As with Heaven and Hell (Deluxe Edition), there are distinct differences in the release versions, depending on your choice of format. One of the definite highlights is the inclusion of the Heavy Metal version of “The Mob Rules,” which makes it perfectly clear why Tony Iommi obsessed with trying to get the same sound for the studio release — it’s obviously superior from the very first note. There are a few studio outtakes, more tracks from the Hammersmith Odeon concert, and the real bonus is a complete 1982 concert from Portland, Oregon, which has never been previously released.
As with the Heaven and Hell set, Mob Rules (Deluxe Edition) is also being made available as both a double-CD and double-LP, along with 24/96 digital files streaming on most major services. Again, all my listening was done via Qobuz’s 24/96 high-resolution digital files, and again, the new remastering is definitely more compressed than the original release. Yes, there’s more clarity of sound here — as with Heaven and Hell — but the level of compression makes it difficult to really crank it and enjoy the music. The inclusion of the previously unreleased live tracks from the Portland show will probably make this required listening for true fans and completists, though overall, I found the Deluxe Edition to be something of a mixed bag. YMMV.

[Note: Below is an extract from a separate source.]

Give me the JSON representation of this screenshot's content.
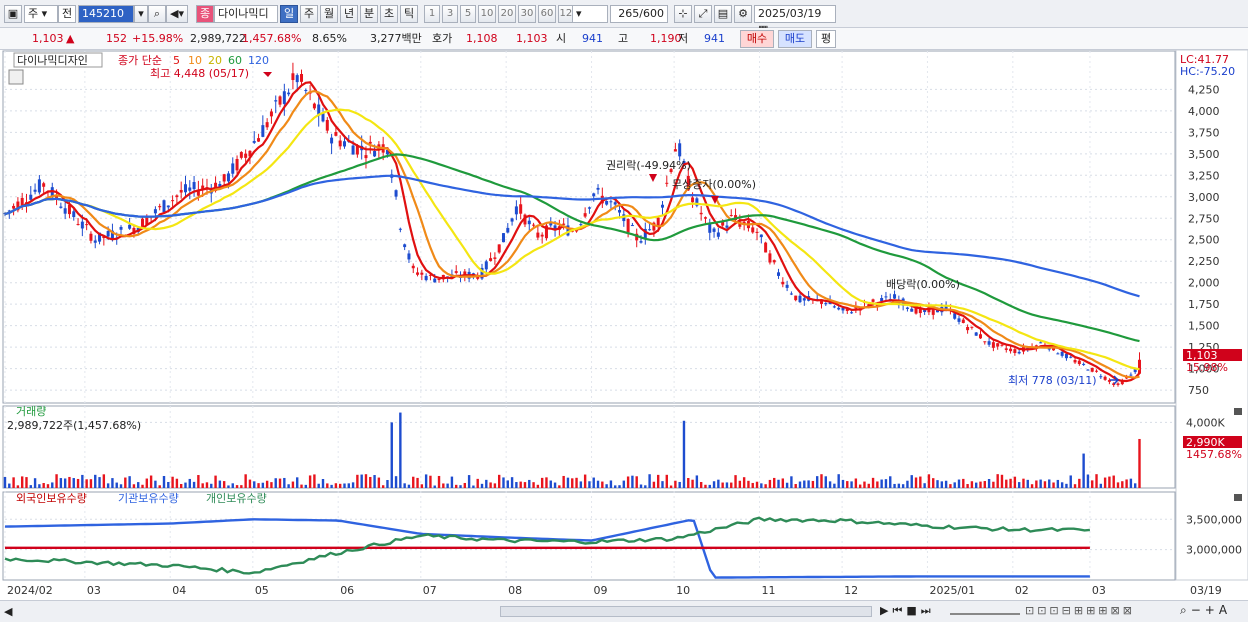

Rhino Records, 2 CD/2 LP (download/streaming from Qobuz [24/96], Tidal, Amazon, Google Play Music, Pandora, Deezer, Apple Music, Spotify, YouTube, TuneIn)